[EXTRACTED ENTRIES]
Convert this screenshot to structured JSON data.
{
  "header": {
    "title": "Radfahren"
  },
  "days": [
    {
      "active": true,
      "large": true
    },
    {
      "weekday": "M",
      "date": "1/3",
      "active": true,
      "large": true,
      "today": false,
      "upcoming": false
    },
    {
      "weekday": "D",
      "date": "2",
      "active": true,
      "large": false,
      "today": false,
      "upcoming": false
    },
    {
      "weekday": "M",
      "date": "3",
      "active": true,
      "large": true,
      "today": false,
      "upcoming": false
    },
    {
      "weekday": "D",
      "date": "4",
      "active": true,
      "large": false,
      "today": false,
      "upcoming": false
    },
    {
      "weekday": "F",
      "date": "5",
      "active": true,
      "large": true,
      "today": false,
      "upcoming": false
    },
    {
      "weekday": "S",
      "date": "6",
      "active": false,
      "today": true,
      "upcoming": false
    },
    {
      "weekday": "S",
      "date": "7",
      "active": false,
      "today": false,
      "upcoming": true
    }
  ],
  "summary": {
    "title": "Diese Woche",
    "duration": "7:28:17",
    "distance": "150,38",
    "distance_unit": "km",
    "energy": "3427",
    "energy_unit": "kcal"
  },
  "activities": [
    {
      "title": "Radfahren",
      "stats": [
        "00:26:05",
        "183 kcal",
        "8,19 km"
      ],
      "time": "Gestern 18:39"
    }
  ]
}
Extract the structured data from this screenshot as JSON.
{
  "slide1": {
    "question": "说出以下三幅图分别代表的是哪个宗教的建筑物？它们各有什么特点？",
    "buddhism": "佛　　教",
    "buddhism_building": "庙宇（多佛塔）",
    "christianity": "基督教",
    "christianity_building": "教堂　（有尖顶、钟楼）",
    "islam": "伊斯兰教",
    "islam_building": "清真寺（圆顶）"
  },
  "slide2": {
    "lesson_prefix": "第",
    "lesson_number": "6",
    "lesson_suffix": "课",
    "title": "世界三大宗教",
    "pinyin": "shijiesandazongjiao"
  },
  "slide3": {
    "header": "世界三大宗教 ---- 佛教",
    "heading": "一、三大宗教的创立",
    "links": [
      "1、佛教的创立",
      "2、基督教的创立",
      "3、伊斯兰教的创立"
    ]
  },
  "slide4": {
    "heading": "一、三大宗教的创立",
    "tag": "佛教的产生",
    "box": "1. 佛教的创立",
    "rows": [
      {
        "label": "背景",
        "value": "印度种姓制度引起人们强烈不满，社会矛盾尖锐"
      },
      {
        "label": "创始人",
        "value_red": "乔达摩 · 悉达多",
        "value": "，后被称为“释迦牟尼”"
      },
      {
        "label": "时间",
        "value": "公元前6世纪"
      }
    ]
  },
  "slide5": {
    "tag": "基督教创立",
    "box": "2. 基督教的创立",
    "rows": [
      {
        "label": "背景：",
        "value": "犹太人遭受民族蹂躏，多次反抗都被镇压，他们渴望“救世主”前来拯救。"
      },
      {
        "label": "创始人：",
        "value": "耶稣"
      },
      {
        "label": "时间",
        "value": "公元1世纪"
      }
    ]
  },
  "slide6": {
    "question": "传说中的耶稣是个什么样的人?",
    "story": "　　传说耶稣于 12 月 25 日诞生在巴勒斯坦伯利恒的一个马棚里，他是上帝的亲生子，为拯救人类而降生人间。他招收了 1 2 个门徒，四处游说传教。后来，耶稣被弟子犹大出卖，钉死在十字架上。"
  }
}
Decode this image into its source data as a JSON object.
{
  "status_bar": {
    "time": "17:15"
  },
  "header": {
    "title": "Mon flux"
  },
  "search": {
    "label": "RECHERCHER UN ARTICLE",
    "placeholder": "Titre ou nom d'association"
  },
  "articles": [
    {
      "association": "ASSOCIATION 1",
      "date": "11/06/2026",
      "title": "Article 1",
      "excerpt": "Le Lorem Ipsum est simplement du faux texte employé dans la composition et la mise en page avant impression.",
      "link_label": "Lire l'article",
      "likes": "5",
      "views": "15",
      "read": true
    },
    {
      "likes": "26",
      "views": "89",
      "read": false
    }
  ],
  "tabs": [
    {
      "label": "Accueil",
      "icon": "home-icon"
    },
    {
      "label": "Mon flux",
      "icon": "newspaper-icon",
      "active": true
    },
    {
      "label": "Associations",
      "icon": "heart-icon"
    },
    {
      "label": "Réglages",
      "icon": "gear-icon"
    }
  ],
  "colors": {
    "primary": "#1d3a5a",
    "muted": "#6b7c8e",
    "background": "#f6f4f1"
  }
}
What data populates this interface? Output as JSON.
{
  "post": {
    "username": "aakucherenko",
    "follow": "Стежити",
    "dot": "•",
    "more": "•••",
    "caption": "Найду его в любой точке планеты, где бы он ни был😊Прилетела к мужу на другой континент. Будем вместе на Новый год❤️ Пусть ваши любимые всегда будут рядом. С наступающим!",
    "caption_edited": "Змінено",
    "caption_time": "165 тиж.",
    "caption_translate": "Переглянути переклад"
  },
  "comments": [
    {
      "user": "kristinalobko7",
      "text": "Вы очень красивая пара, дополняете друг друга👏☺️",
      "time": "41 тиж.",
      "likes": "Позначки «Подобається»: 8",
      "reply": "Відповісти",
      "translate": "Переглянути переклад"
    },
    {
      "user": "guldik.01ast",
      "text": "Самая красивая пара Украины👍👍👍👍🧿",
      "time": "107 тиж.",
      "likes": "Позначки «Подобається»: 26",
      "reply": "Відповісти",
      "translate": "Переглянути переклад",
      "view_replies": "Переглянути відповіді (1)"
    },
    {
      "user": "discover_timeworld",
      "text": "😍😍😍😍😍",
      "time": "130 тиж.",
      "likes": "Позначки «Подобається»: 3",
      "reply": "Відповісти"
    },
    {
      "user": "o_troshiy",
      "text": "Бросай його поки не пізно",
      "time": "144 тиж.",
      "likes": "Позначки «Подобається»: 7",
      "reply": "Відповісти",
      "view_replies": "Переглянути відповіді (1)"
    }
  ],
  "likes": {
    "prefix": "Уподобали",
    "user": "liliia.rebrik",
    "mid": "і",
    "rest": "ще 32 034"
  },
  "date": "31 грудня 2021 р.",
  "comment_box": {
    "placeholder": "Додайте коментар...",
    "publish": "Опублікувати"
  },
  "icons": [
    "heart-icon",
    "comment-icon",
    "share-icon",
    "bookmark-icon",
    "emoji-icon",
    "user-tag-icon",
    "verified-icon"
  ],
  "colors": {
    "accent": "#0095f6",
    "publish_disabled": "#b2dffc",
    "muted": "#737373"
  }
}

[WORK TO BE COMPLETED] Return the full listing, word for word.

[ANSWER BOX]
Convert this screenshot to structured JSON data.
{
  "header": {
    "title": "Radfahren"
  },
  "days": [
    {
      "active": true,
      "large": true
    },
    {
      "weekday": "M",
      "date": "1/3",
      "active": true,
      "large": true,
      "today": false,
      "upcoming": false
    },
    {
      "weekday": "D",
      "date": "2",
      "active": true,
      "large": false,
      "today": false,
      "upcoming": false
    },
    {
      "weekday": "M",
      "date": "3",
      "active": true,
      "large": true,
      "today": false,
      "upcoming": false
    },
    {
      "weekday": "D",
      "date": "4",
      "active": true,
      "large": false,
      "today": false,
      "upcoming": false
    },
    {
      "weekday": "F",
      "date": "5",
      "active": true,
      "large": true,
      "today": false,
      "upcoming": false
    },
    {
      "weekday": "S",
      "date": "6",
      "active": false,
      "today": true,
      "upcoming": false
    },
    {
      "weekday": "S",
      "date": "7",
      "active": false,
      "today": false,
      "upcoming": true
    }
  ],
  "summary": {
    "title": "Diese Woche",
    "duration": "7:28:17",
    "distance": "150,38",
    "distance_unit": "km",
    "energy": "3427",
    "energy_unit": "kcal"
  },
  "activities": [
    {
      "title": "Radfahren",
      "stats": [
        "00:26:05",
        "183 kcal",
        "8,19 km"
      ],
      "time": "Gestern 18:39"
    }
  ]
}
Extract the structured data from this screenshot as JSON.
{
  "slide1": {
    "question": "说出以下三幅图分别代表的是哪个宗教的建筑物？它们各有什么特点？",
    "buddhism": "佛　　教",
    "buddhism_building": "庙宇（多佛塔）",
    "christianity": "基督教",
    "christianity_building": "教堂　（有尖顶、钟楼）",
    "islam": "伊斯兰教",
    "islam_building": "清真寺（圆顶）"
  },
  "slide2": {
    "lesson_prefix": "第",
    "lesson_number": "6",
    "lesson_suffix": "课",
    "title": "世界三大宗教",
    "pinyin": "shijiesandazongjiao"
  },
  "slide3": {
    "header": "世界三大宗教 ---- 佛教",
    "heading": "一、三大宗教的创立",
    "links": [
      "1、佛教的创立",
      "2、基督教的创立",
      "3、伊斯兰教的创立"
    ]
  },
  "slide4": {
    "heading": "一、三大宗教的创立",
    "tag": "佛教的产生",
    "box": "1. 佛教的创立",
    "rows": [
      {
        "label": "背景",
        "value": "印度种姓制度引起人们强烈不满，社会矛盾尖锐"
      },
      {
        "label": "创始人",
        "value_red": "乔达摩 · 悉达多",
        "value": "，后被称为“释迦牟尼”"
      },
      {
        "label": "时间",
        "value": "公元前6世纪"
      }
    ]
  },
  "slide5": {
    "tag": "基督教创立",
    "box": "2. 基督教的创立",
    "rows": [
      {
        "label": "背景：",
        "value": "犹太人遭受民族蹂躏，多次反抗都被镇压，他们渴望“救世主”前来拯救。"
      },
      {
        "label": "创始人：",
        "value": "耶稣"
      },
      {
        "label": "时间",
        "value": "公元1世纪"
      }
    ]
  },
  "slide6": {
    "question": "传说中的耶稣是个什么样的人?",
    "story": "　　传说耶稣于 12 月 25 日诞生在巴勒斯坦伯利恒的一个马棚里，他是上帝的亲生子，为拯救人类而降生人间。他招收了 1 2 个门徒，四处游说传教。后来，耶稣被弟子犹大出卖，钉死在十字架上。"
  }
}
Decode this image into its source data as a JSON object.
{
  "status_bar": {
    "time": "17:15"
  },
  "header": {
    "title": "Mon flux"
  },
  "search": {
    "label": "RECHERCHER UN ARTICLE",
    "placeholder": "Titre ou nom d'association"
  },
  "articles": [
    {
      "association": "ASSOCIATION 1",
      "date": "11/06/2026",
      "title": "Article 1",
      "excerpt": "Le Lorem Ipsum est simplement du faux texte employé dans la composition et la mise en page avant impression.",
      "link_label": "Lire l'article",
      "likes": "5",
      "views": "15",
      "read": true
    },
    {
      "likes": "26",
      "views": "89",
      "read": false
    }
  ],
  "tabs": [
    {
      "label": "Accueil",
      "icon": "home-icon"
    },
    {
      "label": "Mon flux",
      "icon": "newspaper-icon",
      "active": true
    },
    {
      "label": "Associations",
      "icon": "heart-icon"
    },
    {
      "label": "Réglages",
      "icon": "gear-icon"
    }
  ],
  "colors": {
    "primary": "#1d3a5a",
    "muted": "#6b7c8e",
    "background": "#f6f4f1"
  }
}
What data populates this interface? Output as JSON.
{
  "post": {
    "username": "aakucherenko",
    "follow": "Стежити",
    "dot": "•",
    "more": "•••",
    "caption": "Найду его в любой точке планеты, где бы он ни был😊Прилетела к мужу на другой континент. Будем вместе на Новый год❤️ Пусть ваши любимые всегда будут рядом. С наступающим!",
    "caption_edited": "Змінено",
    "caption_time": "165 тиж.",
    "caption_translate": "Переглянути переклад"
  },
  "comments": [
    {
      "user": "kristinalobko7",
      "text": "Вы очень красивая пара, дополняете друг друга👏☺️",
      "time": "41 тиж.",
      "likes": "Позначки «Подобається»: 8",
      "reply": "Відповісти",
      "translate": "Переглянути переклад"
    },
    {
      "user": "guldik.01ast",
      "text": "Самая красивая пара Украины👍👍👍👍🧿",
      "time": "107 тиж.",
      "likes": "Позначки «Подобається»: 26",
      "reply": "Відповісти",
      "translate": "Переглянути переклад",
      "view_replies": "Переглянути відповіді (1)"
    },
    {
      "user": "discover_timeworld",
      "text": "😍😍😍😍😍",
      "time": "130 тиж.",
      "likes": "Позначки «Подобається»: 3",
      "reply": "Відповісти"
    },
    {
      "user": "o_troshiy",
      "text": "Бросай його поки не пізно",
      "time": "144 тиж.",
      "likes": "Позначки «Подобається»: 7",
      "reply": "Відповісти",
      "view_replies": "Переглянути відповіді (1)"
    }
  ],
  "likes": {
    "prefix": "Уподобали",
    "user": "liliia.rebrik",
    "mid": "і",
    "rest": "ще 32 034"
  },
  "date": "31 грудня 2021 р.",
  "comment_box": {
    "placeholder": "Додайте коментар...",
    "publish": "Опублікувати"
  },
  "icons": [
    "heart-icon",
    "comment-icon",
    "share-icon",
    "bookmark-icon",
    "emoji-icon",
    "user-tag-icon",
    "verified-icon"
  ],
  "colors": {
    "accent": "#0095f6",
    "publish_disabled": "#b2dffc",
    "muted": "#737373"
  }
}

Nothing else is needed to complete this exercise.